■ WORK TO BE COMPLETED:
Pull each line containing "have" from the data.

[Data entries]

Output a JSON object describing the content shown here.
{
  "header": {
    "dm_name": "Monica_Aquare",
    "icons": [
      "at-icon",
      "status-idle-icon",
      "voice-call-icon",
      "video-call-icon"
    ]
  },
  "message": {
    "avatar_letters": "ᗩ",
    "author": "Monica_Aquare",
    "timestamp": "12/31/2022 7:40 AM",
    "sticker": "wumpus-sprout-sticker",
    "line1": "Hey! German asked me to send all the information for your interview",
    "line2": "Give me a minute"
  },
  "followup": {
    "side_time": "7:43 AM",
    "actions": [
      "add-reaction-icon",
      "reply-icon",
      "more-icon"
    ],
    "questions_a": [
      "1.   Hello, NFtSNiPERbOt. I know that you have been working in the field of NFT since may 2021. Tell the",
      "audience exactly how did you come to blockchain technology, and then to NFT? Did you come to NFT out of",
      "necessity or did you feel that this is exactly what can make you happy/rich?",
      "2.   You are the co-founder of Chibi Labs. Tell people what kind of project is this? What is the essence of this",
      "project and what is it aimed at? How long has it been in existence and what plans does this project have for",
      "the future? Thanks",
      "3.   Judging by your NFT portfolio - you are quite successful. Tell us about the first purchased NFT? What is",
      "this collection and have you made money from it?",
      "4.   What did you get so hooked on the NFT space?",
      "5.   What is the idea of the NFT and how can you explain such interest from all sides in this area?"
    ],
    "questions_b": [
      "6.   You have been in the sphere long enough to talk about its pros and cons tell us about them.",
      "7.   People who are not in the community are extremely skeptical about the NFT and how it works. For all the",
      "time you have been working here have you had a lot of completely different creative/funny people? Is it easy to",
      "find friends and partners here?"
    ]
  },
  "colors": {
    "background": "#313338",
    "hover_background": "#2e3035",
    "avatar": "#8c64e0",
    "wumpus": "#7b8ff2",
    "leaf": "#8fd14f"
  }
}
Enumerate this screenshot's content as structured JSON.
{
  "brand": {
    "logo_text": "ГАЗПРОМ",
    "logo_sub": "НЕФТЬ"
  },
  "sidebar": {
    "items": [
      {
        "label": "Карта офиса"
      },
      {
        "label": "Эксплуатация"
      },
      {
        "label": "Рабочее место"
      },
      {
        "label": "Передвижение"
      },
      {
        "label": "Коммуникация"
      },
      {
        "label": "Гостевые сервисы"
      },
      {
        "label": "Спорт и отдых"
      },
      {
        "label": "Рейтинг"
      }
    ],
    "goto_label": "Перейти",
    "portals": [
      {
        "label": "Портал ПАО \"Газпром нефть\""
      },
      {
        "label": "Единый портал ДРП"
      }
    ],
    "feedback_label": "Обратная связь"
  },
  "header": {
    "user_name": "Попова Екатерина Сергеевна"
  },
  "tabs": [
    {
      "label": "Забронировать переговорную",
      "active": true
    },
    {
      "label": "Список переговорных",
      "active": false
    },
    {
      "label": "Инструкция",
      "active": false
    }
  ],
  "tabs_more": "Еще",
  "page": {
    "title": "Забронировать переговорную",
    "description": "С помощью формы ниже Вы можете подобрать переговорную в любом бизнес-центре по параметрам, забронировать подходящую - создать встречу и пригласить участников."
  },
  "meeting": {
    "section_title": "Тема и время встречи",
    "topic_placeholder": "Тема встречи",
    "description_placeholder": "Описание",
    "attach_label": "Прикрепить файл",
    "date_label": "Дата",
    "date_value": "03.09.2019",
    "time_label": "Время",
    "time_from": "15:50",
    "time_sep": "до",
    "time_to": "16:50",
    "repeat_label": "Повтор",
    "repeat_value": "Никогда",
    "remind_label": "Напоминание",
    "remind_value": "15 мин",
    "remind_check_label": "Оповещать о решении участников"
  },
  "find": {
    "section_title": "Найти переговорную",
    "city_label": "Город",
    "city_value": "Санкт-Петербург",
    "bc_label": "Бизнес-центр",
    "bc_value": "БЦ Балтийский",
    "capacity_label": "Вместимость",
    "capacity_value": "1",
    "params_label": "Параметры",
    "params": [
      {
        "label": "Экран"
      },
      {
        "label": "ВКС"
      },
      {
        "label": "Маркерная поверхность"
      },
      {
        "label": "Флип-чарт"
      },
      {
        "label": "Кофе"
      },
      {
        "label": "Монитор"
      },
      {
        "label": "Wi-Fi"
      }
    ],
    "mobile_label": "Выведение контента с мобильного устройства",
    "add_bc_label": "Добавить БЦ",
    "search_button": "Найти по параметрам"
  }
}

■ SOLUTION TO THE PROBLEM:
      "1.   Hello, NFtSNiPERbOt. I know that you have been working in the field of NFT since may 2021. Tell the",
      "project and what is it aimed at? How long has it been in existence and what plans does this project have for",
      "this collection and have you made money from it?",
      "6.   You have been in the sphere long enough to talk about its pros and cons tell us about them.",
      "time you have been working here have you had a lot of completely different creative/funny people? Is it easy to",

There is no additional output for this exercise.